[What you will do] Each entry should be copied as it stands, leaving the pictures behind.

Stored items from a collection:

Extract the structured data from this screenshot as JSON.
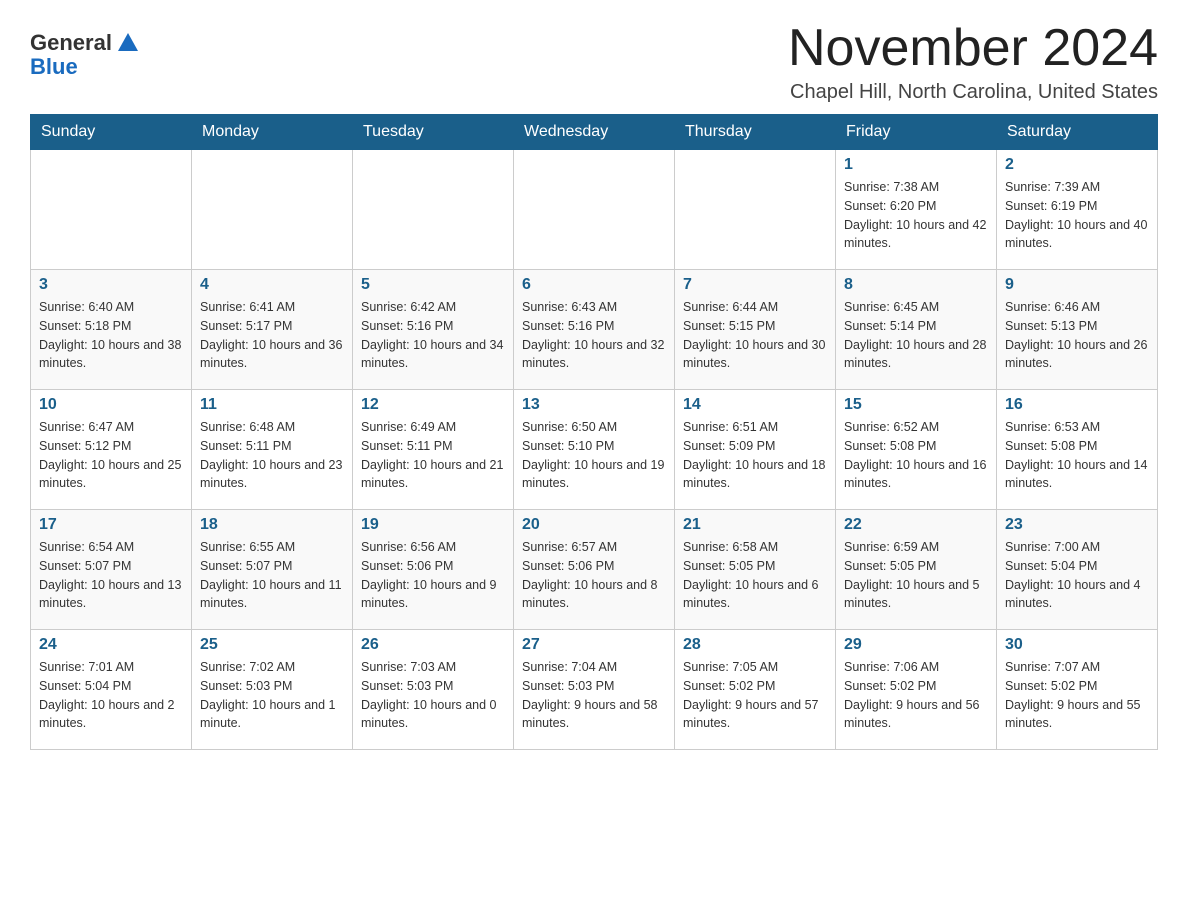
{
  "header": {
    "logo_general": "General",
    "logo_blue": "Blue",
    "month_title": "November 2024",
    "location": "Chapel Hill, North Carolina, United States"
  },
  "weekdays": [
    "Sunday",
    "Monday",
    "Tuesday",
    "Wednesday",
    "Thursday",
    "Friday",
    "Saturday"
  ],
  "weeks": [
    [
      {
        "day": "",
        "info": ""
      },
      {
        "day": "",
        "info": ""
      },
      {
        "day": "",
        "info": ""
      },
      {
        "day": "",
        "info": ""
      },
      {
        "day": "",
        "info": ""
      },
      {
        "day": "1",
        "info": "Sunrise: 7:38 AM\nSunset: 6:20 PM\nDaylight: 10 hours and 42 minutes."
      },
      {
        "day": "2",
        "info": "Sunrise: 7:39 AM\nSunset: 6:19 PM\nDaylight: 10 hours and 40 minutes."
      }
    ],
    [
      {
        "day": "3",
        "info": "Sunrise: 6:40 AM\nSunset: 5:18 PM\nDaylight: 10 hours and 38 minutes."
      },
      {
        "day": "4",
        "info": "Sunrise: 6:41 AM\nSunset: 5:17 PM\nDaylight: 10 hours and 36 minutes."
      },
      {
        "day": "5",
        "info": "Sunrise: 6:42 AM\nSunset: 5:16 PM\nDaylight: 10 hours and 34 minutes."
      },
      {
        "day": "6",
        "info": "Sunrise: 6:43 AM\nSunset: 5:16 PM\nDaylight: 10 hours and 32 minutes."
      },
      {
        "day": "7",
        "info": "Sunrise: 6:44 AM\nSunset: 5:15 PM\nDaylight: 10 hours and 30 minutes."
      },
      {
        "day": "8",
        "info": "Sunrise: 6:45 AM\nSunset: 5:14 PM\nDaylight: 10 hours and 28 minutes."
      },
      {
        "day": "9",
        "info": "Sunrise: 6:46 AM\nSunset: 5:13 PM\nDaylight: 10 hours and 26 minutes."
      }
    ],
    [
      {
        "day": "10",
        "info": "Sunrise: 6:47 AM\nSunset: 5:12 PM\nDaylight: 10 hours and 25 minutes."
      },
      {
        "day": "11",
        "info": "Sunrise: 6:48 AM\nSunset: 5:11 PM\nDaylight: 10 hours and 23 minutes."
      },
      {
        "day": "12",
        "info": "Sunrise: 6:49 AM\nSunset: 5:11 PM\nDaylight: 10 hours and 21 minutes."
      },
      {
        "day": "13",
        "info": "Sunrise: 6:50 AM\nSunset: 5:10 PM\nDaylight: 10 hours and 19 minutes."
      },
      {
        "day": "14",
        "info": "Sunrise: 6:51 AM\nSunset: 5:09 PM\nDaylight: 10 hours and 18 minutes."
      },
      {
        "day": "15",
        "info": "Sunrise: 6:52 AM\nSunset: 5:08 PM\nDaylight: 10 hours and 16 minutes."
      },
      {
        "day": "16",
        "info": "Sunrise: 6:53 AM\nSunset: 5:08 PM\nDaylight: 10 hours and 14 minutes."
      }
    ],
    [
      {
        "day": "17",
        "info": "Sunrise: 6:54 AM\nSunset: 5:07 PM\nDaylight: 10 hours and 13 minutes."
      },
      {
        "day": "18",
        "info": "Sunrise: 6:55 AM\nSunset: 5:07 PM\nDaylight: 10 hours and 11 minutes."
      },
      {
        "day": "19",
        "info": "Sunrise: 6:56 AM\nSunset: 5:06 PM\nDaylight: 10 hours and 9 minutes."
      },
      {
        "day": "20",
        "info": "Sunrise: 6:57 AM\nSunset: 5:06 PM\nDaylight: 10 hours and 8 minutes."
      },
      {
        "day": "21",
        "info": "Sunrise: 6:58 AM\nSunset: 5:05 PM\nDaylight: 10 hours and 6 minutes."
      },
      {
        "day": "22",
        "info": "Sunrise: 6:59 AM\nSunset: 5:05 PM\nDaylight: 10 hours and 5 minutes."
      },
      {
        "day": "23",
        "info": "Sunrise: 7:00 AM\nSunset: 5:04 PM\nDaylight: 10 hours and 4 minutes."
      }
    ],
    [
      {
        "day": "24",
        "info": "Sunrise: 7:01 AM\nSunset: 5:04 PM\nDaylight: 10 hours and 2 minutes."
      },
      {
        "day": "25",
        "info": "Sunrise: 7:02 AM\nSunset: 5:03 PM\nDaylight: 10 hours and 1 minute."
      },
      {
        "day": "26",
        "info": "Sunrise: 7:03 AM\nSunset: 5:03 PM\nDaylight: 10 hours and 0 minutes."
      },
      {
        "day": "27",
        "info": "Sunrise: 7:04 AM\nSunset: 5:03 PM\nDaylight: 9 hours and 58 minutes."
      },
      {
        "day": "28",
        "info": "Sunrise: 7:05 AM\nSunset: 5:02 PM\nDaylight: 9 hours and 57 minutes."
      },
      {
        "day": "29",
        "info": "Sunrise: 7:06 AM\nSunset: 5:02 PM\nDaylight: 9 hours and 56 minutes."
      },
      {
        "day": "30",
        "info": "Sunrise: 7:07 AM\nSunset: 5:02 PM\nDaylight: 9 hours and 55 minutes."
      }
    ]
  ]
}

[Answer box]
Extract the structured data from this screenshot as JSON.
{
  "header": {
    "logo_general": "General",
    "logo_blue": "Blue",
    "month_title": "November 2024",
    "location": "Chapel Hill, North Carolina, United States"
  },
  "weekdays": [
    "Sunday",
    "Monday",
    "Tuesday",
    "Wednesday",
    "Thursday",
    "Friday",
    "Saturday"
  ],
  "weeks": [
    [
      {
        "day": "",
        "info": ""
      },
      {
        "day": "",
        "info": ""
      },
      {
        "day": "",
        "info": ""
      },
      {
        "day": "",
        "info": ""
      },
      {
        "day": "",
        "info": ""
      },
      {
        "day": "1",
        "info": "Sunrise: 7:38 AM\nSunset: 6:20 PM\nDaylight: 10 hours and 42 minutes."
      },
      {
        "day": "2",
        "info": "Sunrise: 7:39 AM\nSunset: 6:19 PM\nDaylight: 10 hours and 40 minutes."
      }
    ],
    [
      {
        "day": "3",
        "info": "Sunrise: 6:40 AM\nSunset: 5:18 PM\nDaylight: 10 hours and 38 minutes."
      },
      {
        "day": "4",
        "info": "Sunrise: 6:41 AM\nSunset: 5:17 PM\nDaylight: 10 hours and 36 minutes."
      },
      {
        "day": "5",
        "info": "Sunrise: 6:42 AM\nSunset: 5:16 PM\nDaylight: 10 hours and 34 minutes."
      },
      {
        "day": "6",
        "info": "Sunrise: 6:43 AM\nSunset: 5:16 PM\nDaylight: 10 hours and 32 minutes."
      },
      {
        "day": "7",
        "info": "Sunrise: 6:44 AM\nSunset: 5:15 PM\nDaylight: 10 hours and 30 minutes."
      },
      {
        "day": "8",
        "info": "Sunrise: 6:45 AM\nSunset: 5:14 PM\nDaylight: 10 hours and 28 minutes."
      },
      {
        "day": "9",
        "info": "Sunrise: 6:46 AM\nSunset: 5:13 PM\nDaylight: 10 hours and 26 minutes."
      }
    ],
    [
      {
        "day": "10",
        "info": "Sunrise: 6:47 AM\nSunset: 5:12 PM\nDaylight: 10 hours and 25 minutes."
      },
      {
        "day": "11",
        "info": "Sunrise: 6:48 AM\nSunset: 5:11 PM\nDaylight: 10 hours and 23 minutes."
      },
      {
        "day": "12",
        "info": "Sunrise: 6:49 AM\nSunset: 5:11 PM\nDaylight: 10 hours and 21 minutes."
      },
      {
        "day": "13",
        "info": "Sunrise: 6:50 AM\nSunset: 5:10 PM\nDaylight: 10 hours and 19 minutes."
      },
      {
        "day": "14",
        "info": "Sunrise: 6:51 AM\nSunset: 5:09 PM\nDaylight: 10 hours and 18 minutes."
      },
      {
        "day": "15",
        "info": "Sunrise: 6:52 AM\nSunset: 5:08 PM\nDaylight: 10 hours and 16 minutes."
      },
      {
        "day": "16",
        "info": "Sunrise: 6:53 AM\nSunset: 5:08 PM\nDaylight: 10 hours and 14 minutes."
      }
    ],
    [
      {
        "day": "17",
        "info": "Sunrise: 6:54 AM\nSunset: 5:07 PM\nDaylight: 10 hours and 13 minutes."
      },
      {
        "day": "18",
        "info": "Sunrise: 6:55 AM\nSunset: 5:07 PM\nDaylight: 10 hours and 11 minutes."
      },
      {
        "day": "19",
        "info": "Sunrise: 6:56 AM\nSunset: 5:06 PM\nDaylight: 10 hours and 9 minutes."
      },
      {
        "day": "20",
        "info": "Sunrise: 6:57 AM\nSunset: 5:06 PM\nDaylight: 10 hours and 8 minutes."
      },
      {
        "day": "21",
        "info": "Sunrise: 6:58 AM\nSunset: 5:05 PM\nDaylight: 10 hours and 6 minutes."
      },
      {
        "day": "22",
        "info": "Sunrise: 6:59 AM\nSunset: 5:05 PM\nDaylight: 10 hours and 5 minutes."
      },
      {
        "day": "23",
        "info": "Sunrise: 7:00 AM\nSunset: 5:04 PM\nDaylight: 10 hours and 4 minutes."
      }
    ],
    [
      {
        "day": "24",
        "info": "Sunrise: 7:01 AM\nSunset: 5:04 PM\nDaylight: 10 hours and 2 minutes."
      },
      {
        "day": "25",
        "info": "Sunrise: 7:02 AM\nSunset: 5:03 PM\nDaylight: 10 hours and 1 minute."
      },
      {
        "day": "26",
        "info": "Sunrise: 7:03 AM\nSunset: 5:03 PM\nDaylight: 10 hours and 0 minutes."
      },
      {
        "day": "27",
        "info": "Sunrise: 7:04 AM\nSunset: 5:03 PM\nDaylight: 9 hours and 58 minutes."
      },
      {
        "day": "28",
        "info": "Sunrise: 7:05 AM\nSunset: 5:02 PM\nDaylight: 9 hours and 57 minutes."
      },
      {
        "day": "29",
        "info": "Sunrise: 7:06 AM\nSunset: 5:02 PM\nDaylight: 9 hours and 56 minutes."
      },
      {
        "day": "30",
        "info": "Sunrise: 7:07 AM\nSunset: 5:02 PM\nDaylight: 9 hours and 55 minutes."
      }
    ]
  ]
}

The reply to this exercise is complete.